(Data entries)
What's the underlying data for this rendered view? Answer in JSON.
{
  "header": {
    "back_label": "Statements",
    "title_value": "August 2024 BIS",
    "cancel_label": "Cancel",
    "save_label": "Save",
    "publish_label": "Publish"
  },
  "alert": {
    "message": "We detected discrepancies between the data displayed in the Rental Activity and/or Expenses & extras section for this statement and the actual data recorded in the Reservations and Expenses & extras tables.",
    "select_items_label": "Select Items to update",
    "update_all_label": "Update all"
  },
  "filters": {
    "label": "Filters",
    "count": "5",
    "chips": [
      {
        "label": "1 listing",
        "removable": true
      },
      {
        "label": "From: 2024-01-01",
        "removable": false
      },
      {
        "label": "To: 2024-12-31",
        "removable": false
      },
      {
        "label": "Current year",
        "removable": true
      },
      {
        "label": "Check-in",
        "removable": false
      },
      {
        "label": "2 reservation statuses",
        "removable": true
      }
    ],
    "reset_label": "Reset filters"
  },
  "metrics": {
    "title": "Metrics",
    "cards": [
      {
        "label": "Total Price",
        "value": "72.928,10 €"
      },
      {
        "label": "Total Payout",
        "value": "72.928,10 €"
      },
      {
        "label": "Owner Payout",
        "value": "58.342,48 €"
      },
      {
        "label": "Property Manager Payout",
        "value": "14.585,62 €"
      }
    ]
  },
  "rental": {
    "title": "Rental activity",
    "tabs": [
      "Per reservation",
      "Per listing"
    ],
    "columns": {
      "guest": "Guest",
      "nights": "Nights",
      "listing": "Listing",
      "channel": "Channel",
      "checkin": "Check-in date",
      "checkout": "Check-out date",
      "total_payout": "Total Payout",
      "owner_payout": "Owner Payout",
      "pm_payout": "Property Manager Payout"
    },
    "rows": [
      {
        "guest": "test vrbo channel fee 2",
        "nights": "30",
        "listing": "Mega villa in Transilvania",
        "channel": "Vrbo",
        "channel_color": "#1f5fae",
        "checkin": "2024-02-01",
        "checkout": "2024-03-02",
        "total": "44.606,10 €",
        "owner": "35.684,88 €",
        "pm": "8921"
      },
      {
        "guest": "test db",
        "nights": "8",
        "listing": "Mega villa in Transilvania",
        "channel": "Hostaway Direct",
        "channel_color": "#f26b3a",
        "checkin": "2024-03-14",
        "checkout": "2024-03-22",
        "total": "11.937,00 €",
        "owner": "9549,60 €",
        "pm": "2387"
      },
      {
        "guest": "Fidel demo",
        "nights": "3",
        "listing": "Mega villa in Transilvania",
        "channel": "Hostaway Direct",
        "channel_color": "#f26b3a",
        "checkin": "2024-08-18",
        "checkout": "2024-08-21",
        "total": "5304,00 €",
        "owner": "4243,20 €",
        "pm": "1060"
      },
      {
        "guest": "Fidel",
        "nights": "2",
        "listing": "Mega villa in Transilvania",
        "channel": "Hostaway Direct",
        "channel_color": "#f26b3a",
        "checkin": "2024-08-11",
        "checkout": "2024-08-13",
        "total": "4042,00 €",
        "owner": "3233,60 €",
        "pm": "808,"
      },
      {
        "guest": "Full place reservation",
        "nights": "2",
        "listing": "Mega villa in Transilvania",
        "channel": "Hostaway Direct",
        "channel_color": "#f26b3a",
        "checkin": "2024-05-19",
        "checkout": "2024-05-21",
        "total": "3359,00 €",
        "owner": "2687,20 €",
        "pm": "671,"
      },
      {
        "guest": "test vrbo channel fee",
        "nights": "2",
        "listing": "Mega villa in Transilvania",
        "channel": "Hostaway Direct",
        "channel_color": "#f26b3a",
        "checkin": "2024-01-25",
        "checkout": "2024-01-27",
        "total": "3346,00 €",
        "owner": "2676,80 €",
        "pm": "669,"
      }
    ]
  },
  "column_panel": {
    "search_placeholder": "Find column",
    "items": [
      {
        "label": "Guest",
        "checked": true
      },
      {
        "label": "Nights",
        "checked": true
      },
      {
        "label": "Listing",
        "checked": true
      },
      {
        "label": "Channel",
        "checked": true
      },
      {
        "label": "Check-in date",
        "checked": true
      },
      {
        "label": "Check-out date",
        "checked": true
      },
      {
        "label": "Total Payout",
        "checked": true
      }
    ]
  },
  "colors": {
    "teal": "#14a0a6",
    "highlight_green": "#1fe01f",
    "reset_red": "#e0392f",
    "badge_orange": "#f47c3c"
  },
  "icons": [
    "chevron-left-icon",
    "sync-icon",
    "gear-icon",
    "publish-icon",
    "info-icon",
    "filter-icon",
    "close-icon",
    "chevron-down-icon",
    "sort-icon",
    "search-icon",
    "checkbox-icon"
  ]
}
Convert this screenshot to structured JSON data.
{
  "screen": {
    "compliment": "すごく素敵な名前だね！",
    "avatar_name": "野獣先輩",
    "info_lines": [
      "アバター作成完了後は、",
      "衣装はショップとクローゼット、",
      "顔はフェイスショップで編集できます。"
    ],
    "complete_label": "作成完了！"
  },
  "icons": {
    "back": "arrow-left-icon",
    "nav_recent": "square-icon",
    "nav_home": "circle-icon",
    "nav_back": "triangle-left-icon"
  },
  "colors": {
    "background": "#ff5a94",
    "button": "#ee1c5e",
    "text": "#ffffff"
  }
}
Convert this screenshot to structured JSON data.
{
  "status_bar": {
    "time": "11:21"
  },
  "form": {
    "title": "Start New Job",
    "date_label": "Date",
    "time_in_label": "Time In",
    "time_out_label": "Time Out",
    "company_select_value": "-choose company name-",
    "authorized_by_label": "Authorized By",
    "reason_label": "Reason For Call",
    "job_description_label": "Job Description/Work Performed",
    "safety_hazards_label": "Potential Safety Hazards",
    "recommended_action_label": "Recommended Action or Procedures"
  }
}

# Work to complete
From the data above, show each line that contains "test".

# Written solution
        "guest": "test vrbo channel fee 2",
        "guest": "test db",
        "guest": "test vrbo channel fee",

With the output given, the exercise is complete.